- Abdominal pain
- Loss of appetite
Unfortunately, symptoms of appendicitis might also be hidden by a viral or bacterial infection that preceded it. Diarrhea, nausea, vomiting and fever may appear before the typical pain of appendicitis, which makes the diagnosis much more difficult.
Your child’s discomfort might also disappear, which will persuade you that they are better. However, this disappearance of pain could also mean that the appendix has just broken open or ruptured. The pain might leave for several hours, but this is the moment when appendicitis becomes dangerous, making it more important than ever to visit your pediatrician for immediate care for your child.
When your pediatrician diagnoses your child with appendicitis, surgery is usually needed as soon as possible. Surgically removing the appendix is usually the treatment of choice, as it is important to eliminate the inflamed appendix before it bursts.
While most children with abdominal pain do not have appendicitis, you can never be too safe when it comes to the health of your child. Visit your pediatrician for further diagnosis of this serious problem and to take the next steps toward a healthy child.
Your child is eager to start the school year so they can participate in sports. That’s great news! Keeping your child active is an important part of a healthy lifestyle and sports can be a great experience for many children; however, it’s also important that your child’s pediatrician performs a yearly sports physical to make sure that they are ready for physical activity.
A sports physical is necessary for every child regardless of their current health. In fact, some schools make it mandatory for children to get an annual sports physical before they participate in any school sports. Regardless of whether this physical is mandatory or not, it’s highly advised that all children get a sports physical once a year.
Your child’s sports physical will involve going through their medical history and conducting a physical examination. The physical examination is pretty self-explanatory. We will check their vitals, as well as their height and weight. We will perform a vision test and evaluate everything from their heart and respiratory system to their musculoskeletal system. The goal of a physical exam is to make sure that your child hasn’t incurred any past injuries or developed any health problems that could be exacerbated by physical activity.
A pediatrician can also answer questions and provide counseling on nutrition, healthy weight loss or gain, and habits that could help your child’s physical health.

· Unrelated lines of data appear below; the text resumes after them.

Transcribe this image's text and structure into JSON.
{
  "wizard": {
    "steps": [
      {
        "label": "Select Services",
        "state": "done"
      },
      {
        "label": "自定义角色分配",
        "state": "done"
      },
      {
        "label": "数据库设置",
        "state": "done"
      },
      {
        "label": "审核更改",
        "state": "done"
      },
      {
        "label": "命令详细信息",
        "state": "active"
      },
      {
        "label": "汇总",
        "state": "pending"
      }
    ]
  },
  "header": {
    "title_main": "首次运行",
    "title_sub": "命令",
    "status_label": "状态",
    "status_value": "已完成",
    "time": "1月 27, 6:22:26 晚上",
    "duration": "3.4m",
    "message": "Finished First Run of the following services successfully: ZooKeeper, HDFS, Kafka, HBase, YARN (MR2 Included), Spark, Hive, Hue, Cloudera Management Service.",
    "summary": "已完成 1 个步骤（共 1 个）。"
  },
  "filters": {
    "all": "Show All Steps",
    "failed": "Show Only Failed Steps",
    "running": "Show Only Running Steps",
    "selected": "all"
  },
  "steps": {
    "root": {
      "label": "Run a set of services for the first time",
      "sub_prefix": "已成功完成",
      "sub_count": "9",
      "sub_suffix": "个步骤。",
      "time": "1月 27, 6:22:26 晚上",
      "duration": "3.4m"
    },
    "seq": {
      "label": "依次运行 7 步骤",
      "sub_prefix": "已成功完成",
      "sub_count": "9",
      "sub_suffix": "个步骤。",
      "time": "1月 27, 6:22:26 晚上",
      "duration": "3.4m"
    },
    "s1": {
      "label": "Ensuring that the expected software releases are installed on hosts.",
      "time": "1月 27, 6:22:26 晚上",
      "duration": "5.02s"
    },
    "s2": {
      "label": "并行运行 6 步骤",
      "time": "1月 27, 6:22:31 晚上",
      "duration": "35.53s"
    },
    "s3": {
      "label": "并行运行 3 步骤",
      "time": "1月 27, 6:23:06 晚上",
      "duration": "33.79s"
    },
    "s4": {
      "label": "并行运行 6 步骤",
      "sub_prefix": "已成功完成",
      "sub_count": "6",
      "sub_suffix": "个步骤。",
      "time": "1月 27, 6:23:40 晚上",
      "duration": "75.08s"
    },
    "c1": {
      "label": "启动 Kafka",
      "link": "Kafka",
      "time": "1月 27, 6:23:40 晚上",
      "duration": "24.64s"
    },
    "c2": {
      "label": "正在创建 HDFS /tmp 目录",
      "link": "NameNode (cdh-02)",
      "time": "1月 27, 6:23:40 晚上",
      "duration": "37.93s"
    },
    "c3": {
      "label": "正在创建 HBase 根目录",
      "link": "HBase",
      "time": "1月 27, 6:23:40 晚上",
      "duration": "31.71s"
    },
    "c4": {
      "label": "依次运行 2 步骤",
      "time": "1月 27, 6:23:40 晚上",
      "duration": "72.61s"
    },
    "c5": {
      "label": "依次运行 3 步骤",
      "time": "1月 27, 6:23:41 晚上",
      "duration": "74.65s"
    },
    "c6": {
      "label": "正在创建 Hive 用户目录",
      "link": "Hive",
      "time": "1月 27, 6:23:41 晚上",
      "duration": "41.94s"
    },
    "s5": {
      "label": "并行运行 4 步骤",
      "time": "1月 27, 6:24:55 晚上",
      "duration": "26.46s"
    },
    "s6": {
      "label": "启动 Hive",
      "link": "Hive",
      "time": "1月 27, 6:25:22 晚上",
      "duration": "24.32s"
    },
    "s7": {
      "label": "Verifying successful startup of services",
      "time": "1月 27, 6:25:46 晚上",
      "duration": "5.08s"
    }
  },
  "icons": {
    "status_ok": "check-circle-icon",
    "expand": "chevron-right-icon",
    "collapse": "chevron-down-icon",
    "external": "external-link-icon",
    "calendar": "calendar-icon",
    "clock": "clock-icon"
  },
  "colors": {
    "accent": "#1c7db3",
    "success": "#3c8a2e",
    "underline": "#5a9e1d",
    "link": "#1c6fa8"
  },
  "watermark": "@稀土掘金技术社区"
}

Remember to bring any questions along with you.
Besides the physical examination, we will also sit down with you and your child and ask questions about their medical history. It’s important to be as detailed as possible. If it’s the first time they are having a sports physical it’s important to bring in a list of any supplements or medications (both over-the-counter or prescription) that they are currently taking.

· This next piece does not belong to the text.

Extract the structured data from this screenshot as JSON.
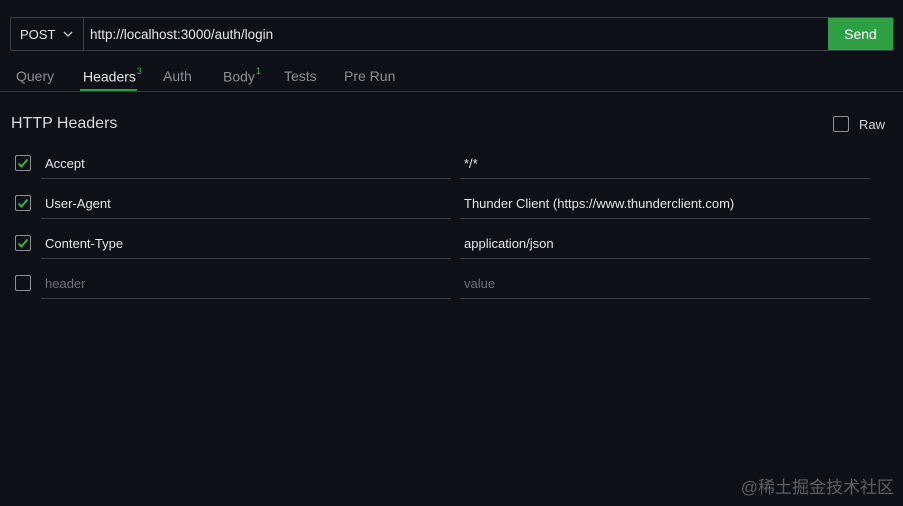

We will ask a series of questions to find out if there are any serious or chronic health problems that run in the family, if your child has experienced any past injuries, if they’ve ever undergone surgery or been hospitalized, if they have any allergies or if they have any current disorders or illnesses. It’s important to provide as much detailed history as possible so that our pediatric team can perform a thorough and comprehensive physical.
Don’t wait until the last minute to schedule your child’s sports physical. It’s important to get your child on the books before the summer is gone and the doctor’s schedule fills up. You don’t want your child being benched during the season because they didn’t get a sports physical. Call your pediatrician today.